*Work request*.
Repeat each entry verbatim.

*Information given*.
★ ★ ★ ★ ★ ★ ★

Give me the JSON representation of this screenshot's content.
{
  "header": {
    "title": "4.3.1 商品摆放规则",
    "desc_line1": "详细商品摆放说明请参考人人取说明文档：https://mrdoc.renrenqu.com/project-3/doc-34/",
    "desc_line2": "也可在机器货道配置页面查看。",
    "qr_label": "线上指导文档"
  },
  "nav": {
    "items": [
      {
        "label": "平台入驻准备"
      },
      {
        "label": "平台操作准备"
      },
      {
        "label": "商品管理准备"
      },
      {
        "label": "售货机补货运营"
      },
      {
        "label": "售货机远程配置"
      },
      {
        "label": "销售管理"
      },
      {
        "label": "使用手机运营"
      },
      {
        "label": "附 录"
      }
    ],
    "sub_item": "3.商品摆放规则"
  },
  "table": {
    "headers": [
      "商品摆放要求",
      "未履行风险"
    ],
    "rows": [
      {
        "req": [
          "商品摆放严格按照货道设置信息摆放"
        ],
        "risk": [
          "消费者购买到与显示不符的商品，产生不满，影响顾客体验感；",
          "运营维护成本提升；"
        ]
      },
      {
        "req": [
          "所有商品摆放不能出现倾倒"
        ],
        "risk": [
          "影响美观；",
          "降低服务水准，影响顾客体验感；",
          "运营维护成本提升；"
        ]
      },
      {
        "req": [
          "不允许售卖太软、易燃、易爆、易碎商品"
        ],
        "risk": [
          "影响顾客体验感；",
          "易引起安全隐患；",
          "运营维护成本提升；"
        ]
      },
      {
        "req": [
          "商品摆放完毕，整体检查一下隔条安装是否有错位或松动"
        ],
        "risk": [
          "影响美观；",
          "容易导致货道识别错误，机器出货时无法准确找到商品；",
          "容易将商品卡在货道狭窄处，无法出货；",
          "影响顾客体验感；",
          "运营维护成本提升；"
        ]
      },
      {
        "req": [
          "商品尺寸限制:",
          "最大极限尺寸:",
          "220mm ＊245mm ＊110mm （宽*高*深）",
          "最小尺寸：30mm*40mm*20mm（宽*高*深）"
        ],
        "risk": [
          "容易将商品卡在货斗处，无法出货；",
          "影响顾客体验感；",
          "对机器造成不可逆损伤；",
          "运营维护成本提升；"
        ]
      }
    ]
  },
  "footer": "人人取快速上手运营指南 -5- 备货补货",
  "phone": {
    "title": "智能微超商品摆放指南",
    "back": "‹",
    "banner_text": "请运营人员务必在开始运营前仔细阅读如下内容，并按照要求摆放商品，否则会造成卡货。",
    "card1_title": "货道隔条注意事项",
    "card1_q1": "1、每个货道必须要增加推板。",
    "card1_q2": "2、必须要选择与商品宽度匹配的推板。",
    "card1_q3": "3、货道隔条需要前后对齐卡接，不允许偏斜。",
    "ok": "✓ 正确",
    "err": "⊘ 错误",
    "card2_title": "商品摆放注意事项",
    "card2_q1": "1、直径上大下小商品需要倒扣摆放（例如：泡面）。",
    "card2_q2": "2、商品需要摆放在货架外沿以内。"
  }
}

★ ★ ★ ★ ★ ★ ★

*Task result*.
Give me the JSON representation of this screenshot's content.
{
  "header": {
    "title": "4.3.1 商品摆放规则",
    "desc_line1": "详细商品摆放说明请参考人人取说明文档：https://mrdoc.renrenqu.com/project-3/doc-34/",
    "desc_line2": "也可在机器货道配置页面查看。",
    "qr_label": "线上指导文档"
  },
  "nav": {
    "items": [
      {
        "label": "平台入驻准备"
      },
      {
        "label": "平台操作准备"
      },
      {
        "label": "商品管理准备"
      },
      {
        "label": "售货机补货运营"
      },
      {
        "label": "售货机远程配置"
      },
      {
        "label": "销售管理"
      },
      {
        "label": "使用手机运营"
      },
      {
        "label": "附 录"
      }
    ],
    "sub_item": "3.商品摆放规则"
  },
  "table": {
    "headers": [
      "商品摆放要求",
      "未履行风险"
    ],
    "rows": [
      {
        "req": [
          "商品摆放严格按照货道设置信息摆放"
        ],
        "risk": [
          "消费者购买到与显示不符的商品，产生不满，影响顾客体验感；",
          "运营维护成本提升；"
        ]
      },
      {
        "req": [
          "所有商品摆放不能出现倾倒"
        ],
        "risk": [
          "影响美观；",
          "降低服务水准，影响顾客体验感；",
          "运营维护成本提升；"
        ]
      },
      {
        "req": [
          "不允许售卖太软、易燃、易爆、易碎商品"
        ],
        "risk": [
          "影响顾客体验感；",
          "易引起安全隐患；",
          "运营维护成本提升；"
        ]
      },
      {
        "req": [
          "商品摆放完毕，整体检查一下隔条安装是否有错位或松动"
        ],
        "risk": [
          "影响美观；",
          "容易导致货道识别错误，机器出货时无法准确找到商品；",
          "容易将商品卡在货道狭窄处，无法出货；",
          "影响顾客体验感；",
          "运营维护成本提升；"
        ]
      },
      {
        "req": [
          "商品尺寸限制:",
          "最大极限尺寸:",
          "220mm ＊245mm ＊110mm （宽*高*深）",
          "最小尺寸：30mm*40mm*20mm（宽*高*深）"
        ],
        "risk": [
          "容易将商品卡在货斗处，无法出货；",
          "影响顾客体验感；",
          "对机器造成不可逆损伤；",
          "运营维护成本提升；"
        ]
      }
    ]
  },
  "footer": "人人取快速上手运营指南 -5- 备货补货",
  "phone": {
    "title": "智能微超商品摆放指南",
    "back": "‹",
    "banner_text": "请运营人员务必在开始运营前仔细阅读如下内容，并按照要求摆放商品，否则会造成卡货。",
    "card1_title": "货道隔条注意事项",
    "card1_q1": "1、每个货道必须要增加推板。",
    "card1_q2": "2、必须要选择与商品宽度匹配的推板。",
    "card1_q3": "3、货道隔条需要前后对齐卡接，不允许偏斜。",
    "ok": "✓ 正确",
    "err": "⊘ 错误",
    "card2_title": "商品摆放注意事项",
    "card2_q1": "1、直径上大下小商品需要倒扣摆放（例如：泡面）。",
    "card2_q2": "2、商品需要摆放在货架外沿以内。"
  }
}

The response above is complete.